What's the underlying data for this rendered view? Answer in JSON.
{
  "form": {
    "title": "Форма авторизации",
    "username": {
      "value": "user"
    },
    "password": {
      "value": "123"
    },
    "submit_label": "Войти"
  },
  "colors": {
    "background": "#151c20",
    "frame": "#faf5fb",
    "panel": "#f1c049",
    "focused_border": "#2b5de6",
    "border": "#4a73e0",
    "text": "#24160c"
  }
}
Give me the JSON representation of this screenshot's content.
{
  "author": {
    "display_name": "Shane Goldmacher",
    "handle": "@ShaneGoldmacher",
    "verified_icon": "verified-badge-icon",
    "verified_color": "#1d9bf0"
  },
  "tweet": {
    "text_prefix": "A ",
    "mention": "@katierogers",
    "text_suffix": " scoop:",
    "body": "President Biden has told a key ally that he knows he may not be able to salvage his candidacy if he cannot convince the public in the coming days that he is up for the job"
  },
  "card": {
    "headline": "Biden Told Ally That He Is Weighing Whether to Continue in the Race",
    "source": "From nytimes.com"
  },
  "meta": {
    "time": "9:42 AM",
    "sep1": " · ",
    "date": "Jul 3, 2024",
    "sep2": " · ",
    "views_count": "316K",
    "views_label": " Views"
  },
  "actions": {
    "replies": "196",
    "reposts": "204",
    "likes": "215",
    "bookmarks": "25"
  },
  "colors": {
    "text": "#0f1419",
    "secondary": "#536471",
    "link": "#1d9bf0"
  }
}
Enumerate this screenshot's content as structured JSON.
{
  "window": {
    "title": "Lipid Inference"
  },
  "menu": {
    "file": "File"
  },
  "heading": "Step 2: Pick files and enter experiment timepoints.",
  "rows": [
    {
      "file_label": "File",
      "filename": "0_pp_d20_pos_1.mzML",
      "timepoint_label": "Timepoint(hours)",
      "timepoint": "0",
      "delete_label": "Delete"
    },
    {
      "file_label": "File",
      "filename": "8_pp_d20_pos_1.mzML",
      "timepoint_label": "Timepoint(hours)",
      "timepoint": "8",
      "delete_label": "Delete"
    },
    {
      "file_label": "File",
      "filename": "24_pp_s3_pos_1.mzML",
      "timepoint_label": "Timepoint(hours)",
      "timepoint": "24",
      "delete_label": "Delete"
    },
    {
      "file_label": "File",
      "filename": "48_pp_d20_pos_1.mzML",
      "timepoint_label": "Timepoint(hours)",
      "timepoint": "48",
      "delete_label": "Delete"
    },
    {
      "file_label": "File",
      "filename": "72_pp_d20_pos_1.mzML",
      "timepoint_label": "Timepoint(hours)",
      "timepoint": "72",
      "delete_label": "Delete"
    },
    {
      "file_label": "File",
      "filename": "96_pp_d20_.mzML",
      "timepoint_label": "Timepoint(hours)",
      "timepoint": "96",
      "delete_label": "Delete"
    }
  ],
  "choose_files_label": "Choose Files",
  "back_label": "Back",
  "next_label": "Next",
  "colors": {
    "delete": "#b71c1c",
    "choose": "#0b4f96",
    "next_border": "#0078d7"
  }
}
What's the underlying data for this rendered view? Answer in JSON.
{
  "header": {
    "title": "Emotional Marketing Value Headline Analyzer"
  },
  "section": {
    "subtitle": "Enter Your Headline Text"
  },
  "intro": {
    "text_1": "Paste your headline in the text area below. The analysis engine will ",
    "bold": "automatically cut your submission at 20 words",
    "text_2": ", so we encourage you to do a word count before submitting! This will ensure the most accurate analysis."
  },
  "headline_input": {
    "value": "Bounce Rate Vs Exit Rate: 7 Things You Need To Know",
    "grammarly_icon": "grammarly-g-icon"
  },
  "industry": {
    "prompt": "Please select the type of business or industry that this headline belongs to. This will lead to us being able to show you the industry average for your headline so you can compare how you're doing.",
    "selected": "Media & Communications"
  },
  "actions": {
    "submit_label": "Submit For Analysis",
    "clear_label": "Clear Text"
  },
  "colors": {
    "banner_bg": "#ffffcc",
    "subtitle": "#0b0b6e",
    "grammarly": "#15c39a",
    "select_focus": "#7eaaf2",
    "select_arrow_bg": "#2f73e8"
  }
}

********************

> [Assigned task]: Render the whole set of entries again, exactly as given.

> [The completed task]:
What's the underlying data for this rendered view? Answer in JSON.
{
  "form": {
    "title": "Форма авторизации",
    "username": {
      "value": "user"
    },
    "password": {
      "value": "123"
    },
    "submit_label": "Войти"
  },
  "colors": {
    "background": "#151c20",
    "frame": "#faf5fb",
    "panel": "#f1c049",
    "focused_border": "#2b5de6",
    "border": "#4a73e0",
    "text": "#24160c"
  }
}
Give me the JSON representation of this screenshot's content.
{
  "author": {
    "display_name": "Shane Goldmacher",
    "handle": "@ShaneGoldmacher",
    "verified_icon": "verified-badge-icon",
    "verified_color": "#1d9bf0"
  },
  "tweet": {
    "text_prefix": "A ",
    "mention": "@katierogers",
    "text_suffix": " scoop:",
    "body": "President Biden has told a key ally that he knows he may not be able to salvage his candidacy if he cannot convince the public in the coming days that he is up for the job"
  },
  "card": {
    "headline": "Biden Told Ally That He Is Weighing Whether to Continue in the Race",
    "source": "From nytimes.com"
  },
  "meta": {
    "time": "9:42 AM",
    "sep1": " · ",
    "date": "Jul 3, 2024",
    "sep2": " · ",
    "views_count": "316K",
    "views_label": " Views"
  },
  "actions": {
    "replies": "196",
    "reposts": "204",
    "likes": "215",
    "bookmarks": "25"
  },
  "colors": {
    "text": "#0f1419",
    "secondary": "#536471",
    "link": "#1d9bf0"
  }
}
Enumerate this screenshot's content as structured JSON.
{
  "window": {
    "title": "Lipid Inference"
  },
  "menu": {
    "file": "File"
  },
  "heading": "Step 2: Pick files and enter experiment timepoints.",
  "rows": [
    {
      "file_label": "File",
      "filename": "0_pp_d20_pos_1.mzML",
      "timepoint_label": "Timepoint(hours)",
      "timepoint": "0",
      "delete_label": "Delete"
    },
    {
      "file_label": "File",
      "filename": "8_pp_d20_pos_1.mzML",
      "timepoint_label": "Timepoint(hours)",
      "timepoint": "8",
      "delete_label": "Delete"
    },
    {
      "file_label": "File",
      "filename": "24_pp_s3_pos_1.mzML",
      "timepoint_label": "Timepoint(hours)",
      "timepoint": "24",
      "delete_label": "Delete"
    },
    {
      "file_label": "File",
      "filename": "48_pp_d20_pos_1.mzML",
      "timepoint_label": "Timepoint(hours)",
      "timepoint": "48",
      "delete_label": "Delete"
    },
    {
      "file_label": "File",
      "filename": "72_pp_d20_pos_1.mzML",
      "timepoint_label": "Timepoint(hours)",
      "timepoint": "72",
      "delete_label": "Delete"
    },
    {
      "file_label": "File",
      "filename": "96_pp_d20_.mzML",
      "timepoint_label": "Timepoint(hours)",
      "timepoint": "96",
      "delete_label": "Delete"
    }
  ],
  "choose_files_label": "Choose Files",
  "back_label": "Back",
  "next_label": "Next",
  "colors": {
    "delete": "#b71c1c",
    "choose": "#0b4f96",
    "next_border": "#0078d7"
  }
}
What's the underlying data for this rendered view? Answer in JSON.
{
  "header": {
    "title": "Emotional Marketing Value Headline Analyzer"
  },
  "section": {
    "subtitle": "Enter Your Headline Text"
  },
  "intro": {
    "text_1": "Paste your headline in the text area below. The analysis engine will ",
    "bold": "automatically cut your submission at 20 words",
    "text_2": ", so we encourage you to do a word count before submitting! This will ensure the most accurate analysis."
  },
  "headline_input": {
    "value": "Bounce Rate Vs Exit Rate: 7 Things You Need To Know",
    "grammarly_icon": "grammarly-g-icon"
  },
  "industry": {
    "prompt": "Please select the type of business or industry that this headline belongs to. This will lead to us being able to show you the industry average for your headline so you can compare how you're doing.",
    "selected": "Media & Communications"
  },
  "actions": {
    "submit_label": "Submit For Analysis",
    "clear_label": "Clear Text"
  },
  "colors": {
    "banner_bg": "#ffffcc",
    "subtitle": "#0b0b6e",
    "grammarly": "#15c39a",
    "select_focus": "#7eaaf2",
    "select_arrow_bg": "#2f73e8"
  }
}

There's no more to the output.